What you have to do: In the copy of these records, include no pictures and change nothing else.
-------------------------
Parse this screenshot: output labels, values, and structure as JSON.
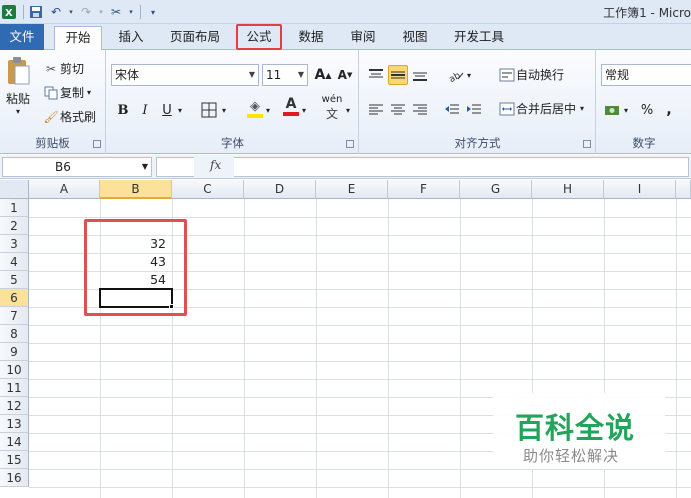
{
  "window": {
    "title": "工作簿1 - Micro"
  },
  "tabs": [
    {
      "label": "文件"
    },
    {
      "label": "开始"
    },
    {
      "label": "插入"
    },
    {
      "label": "页面布局"
    },
    {
      "label": "公式"
    },
    {
      "label": "数据"
    },
    {
      "label": "审阅"
    },
    {
      "label": "视图"
    },
    {
      "label": "开发工具"
    }
  ],
  "ribbon": {
    "clipboard": {
      "label": "剪贴板",
      "paste": "粘贴",
      "cut": "剪切",
      "copy": "复制",
      "format_painter": "格式刷"
    },
    "font": {
      "label": "字体",
      "font_name": "宋体",
      "font_size": "11",
      "bold": "B",
      "italic": "I",
      "underline": "U",
      "grow": "A",
      "shrink": "A",
      "wen": "wén"
    },
    "alignment": {
      "label": "对齐方式",
      "wrap_text": "自动换行",
      "merge_center": "合并后居中"
    },
    "number": {
      "label": "数字",
      "format": "常规",
      "percent": "%",
      "comma": ","
    }
  },
  "formula_bar": {
    "name_box": "B6",
    "fx": "fx",
    "content": ""
  },
  "sheet": {
    "columns": [
      "A",
      "B",
      "C",
      "D",
      "E",
      "F",
      "G",
      "H",
      "I"
    ],
    "rows": [
      "1",
      "2",
      "3",
      "4",
      "5",
      "6",
      "7",
      "8",
      "9",
      "10",
      "11",
      "12",
      "13",
      "14",
      "15",
      "16"
    ],
    "cells": {
      "B3": "32",
      "B4": "43",
      "B5": "54"
    },
    "selected_cell": "B6"
  },
  "watermark": {
    "title": "百科全说",
    "subtitle": "助你轻松解决"
  },
  "colors": {
    "file_tab": "#2f6bb3",
    "highlight": "#e0413c",
    "watermark_green": "#22a55a"
  }
}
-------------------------
Answer:
Parse this screenshot: output labels, values, and structure as JSON.
{
  "window": {
    "title": "工作簿1 - Micro"
  },
  "tabs": [
    {
      "label": "文件"
    },
    {
      "label": "开始"
    },
    {
      "label": "插入"
    },
    {
      "label": "页面布局"
    },
    {
      "label": "公式"
    },
    {
      "label": "数据"
    },
    {
      "label": "审阅"
    },
    {
      "label": "视图"
    },
    {
      "label": "开发工具"
    }
  ],
  "ribbon": {
    "clipboard": {
      "label": "剪贴板",
      "paste": "粘贴",
      "cut": "剪切",
      "copy": "复制",
      "format_painter": "格式刷"
    },
    "font": {
      "label": "字体",
      "font_name": "宋体",
      "font_size": "11",
      "bold": "B",
      "italic": "I",
      "underline": "U",
      "grow": "A",
      "shrink": "A",
      "wen": "wén"
    },
    "alignment": {
      "label": "对齐方式",
      "wrap_text": "自动换行",
      "merge_center": "合并后居中"
    },
    "number": {
      "label": "数字",
      "format": "常规",
      "percent": "%",
      "comma": ","
    }
  },
  "formula_bar": {
    "name_box": "B6",
    "fx": "fx",
    "content": ""
  },
  "sheet": {
    "columns": [
      "A",
      "B",
      "C",
      "D",
      "E",
      "F",
      "G",
      "H",
      "I"
    ],
    "rows": [
      "1",
      "2",
      "3",
      "4",
      "5",
      "6",
      "7",
      "8",
      "9",
      "10",
      "11",
      "12",
      "13",
      "14",
      "15",
      "16"
    ],
    "cells": {
      "B3": "32",
      "B4": "43",
      "B5": "54"
    },
    "selected_cell": "B6"
  },
  "watermark": {
    "title": "百科全说",
    "subtitle": "助你轻松解决"
  },
  "colors": {
    "file_tab": "#2f6bb3",
    "highlight": "#e0413c",
    "watermark_green": "#22a55a"
  }
}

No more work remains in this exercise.